Folic acid will be added to non-wholemeal wheat flour across the UK, giving pregnant mothers extra protection through foods consumed such as bread against life-threatening spinal and brain conditions in babies.
Due to be introduced by the Department of Health and Social Care, the measure aims to prevent 200 so-called neural tube defects each year – birth defects of the spine and brain that usually occur during the first month of pregnancy. That would amount to around 20% of the annual total across the four UK nations, the Government said.
A review of bread and flour regulations will be conducted by the Department for Environment, Food and Rural Affairs (Defra), the Department of Health and Social Care, the Food Standards Agency and Food Standards Scotland. The implementation of the “mandatory fortification of flour with folic acid” will be included in the review.
The Government said the costs of “fortification to industry are expected to be minimal”.
UK Prime Minister Boris Johnson said: “Few things are as important as a baby’s health – and folic acid-fortified flour is a quick, simple win to enhance their development. This will give extra peace of mind to parents and families, as well as helping boost the health of adults across the country.”
Folic acid will need to be added to the labelling of all foods made with non-wholemeal flour. Wholemeal flour and gluten-free foods are not subject to the mandatory measure and are not currently part of the review process, the Government said, adding that some wholemeal and gluten-free foods are “already voluntarily fortified with folic acid” in the UK.

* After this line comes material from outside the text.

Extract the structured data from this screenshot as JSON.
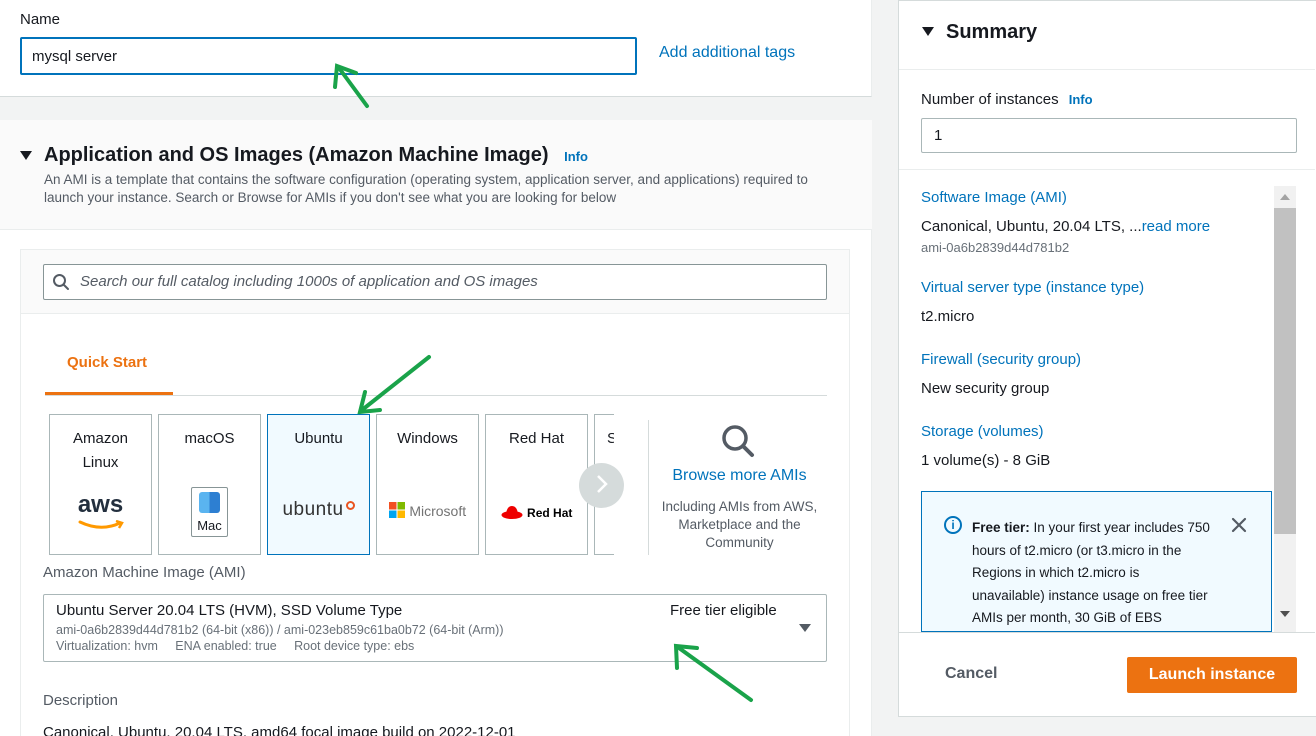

Health and Social Care Secretary Sajid Javid said: “We are committed to giving more children a healthy start in life. With the safe and taste-free folic acid baked into the national diet, hundreds more babies will be born healthy each year.
“Focusing on preventing life-threatening health issues such as spina bifida, will ensure fewer people will require hospital treatment, and more individuals and families are able to live healthier lives.”
In 2018, the then-public health minister Steve Brine announced the Government would start consultations the following year on introducing mandatory requirements for folic acid in flours based on evidence, practicality and safety.
At the time, evidence from the Scientific Advisory Committee of Nutrition suggested expectant mothers could take folic acid during pregnancy to significantly reduce the risk of foetal abnormalities such as spina bifida and anencephaly, a condition where the majority of the brain never develops.
Around 700 to 900 pregnancies are affected by neural tube defects each year in the UK, the Government said then.
Alex Waugh, the director of trade association UK Flour Millers, said in the latest Government statement: “Flour, whether white brown or wholemeal, is an ingredient in many foodstuffs and supplies a big proportion of our daily fibre and protein along with essential nutrients such as calcium, iron and B vitamins.
“If it is decided that folic acid should be added to flour for public health reasons, flour millers will do all they can to overcome any practical challenges to make it happen.”
Just Food approached UK bread majors Hovis and Kingsmill for comment.